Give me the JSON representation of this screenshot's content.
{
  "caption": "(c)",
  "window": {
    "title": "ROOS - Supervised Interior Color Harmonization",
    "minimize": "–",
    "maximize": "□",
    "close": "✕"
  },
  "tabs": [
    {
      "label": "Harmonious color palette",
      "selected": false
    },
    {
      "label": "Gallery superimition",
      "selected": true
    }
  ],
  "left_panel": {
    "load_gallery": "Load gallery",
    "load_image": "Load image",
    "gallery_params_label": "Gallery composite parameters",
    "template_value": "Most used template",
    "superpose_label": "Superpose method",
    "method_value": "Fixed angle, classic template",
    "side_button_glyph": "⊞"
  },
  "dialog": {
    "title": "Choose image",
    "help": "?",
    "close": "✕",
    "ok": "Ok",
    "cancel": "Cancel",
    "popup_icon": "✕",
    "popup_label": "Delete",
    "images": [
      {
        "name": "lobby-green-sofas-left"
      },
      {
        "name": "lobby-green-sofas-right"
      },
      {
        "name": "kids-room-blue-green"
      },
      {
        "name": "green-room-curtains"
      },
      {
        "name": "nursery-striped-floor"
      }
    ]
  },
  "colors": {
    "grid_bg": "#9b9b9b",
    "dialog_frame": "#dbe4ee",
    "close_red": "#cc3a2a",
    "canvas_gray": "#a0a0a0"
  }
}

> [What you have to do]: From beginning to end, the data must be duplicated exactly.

> [Exercise answer]:
Give me the JSON representation of this screenshot's content.
{
  "caption": "(c)",
  "window": {
    "title": "ROOS - Supervised Interior Color Harmonization",
    "minimize": "–",
    "maximize": "□",
    "close": "✕"
  },
  "tabs": [
    {
      "label": "Harmonious color palette",
      "selected": false
    },
    {
      "label": "Gallery superimition",
      "selected": true
    }
  ],
  "left_panel": {
    "load_gallery": "Load gallery",
    "load_image": "Load image",
    "gallery_params_label": "Gallery composite parameters",
    "template_value": "Most used template",
    "superpose_label": "Superpose method",
    "method_value": "Fixed angle, classic template",
    "side_button_glyph": "⊞"
  },
  "dialog": {
    "title": "Choose image",
    "help": "?",
    "close": "✕",
    "ok": "Ok",
    "cancel": "Cancel",
    "popup_icon": "✕",
    "popup_label": "Delete",
    "images": [
      {
        "name": "lobby-green-sofas-left"
      },
      {
        "name": "lobby-green-sofas-right"
      },
      {
        "name": "kids-room-blue-green"
      },
      {
        "name": "green-room-curtains"
      },
      {
        "name": "nursery-striped-floor"
      }
    ]
  },
  "colors": {
    "grid_bg": "#9b9b9b",
    "dialog_frame": "#dbe4ee",
    "close_red": "#cc3a2a",
    "canvas_gray": "#a0a0a0"
  }
}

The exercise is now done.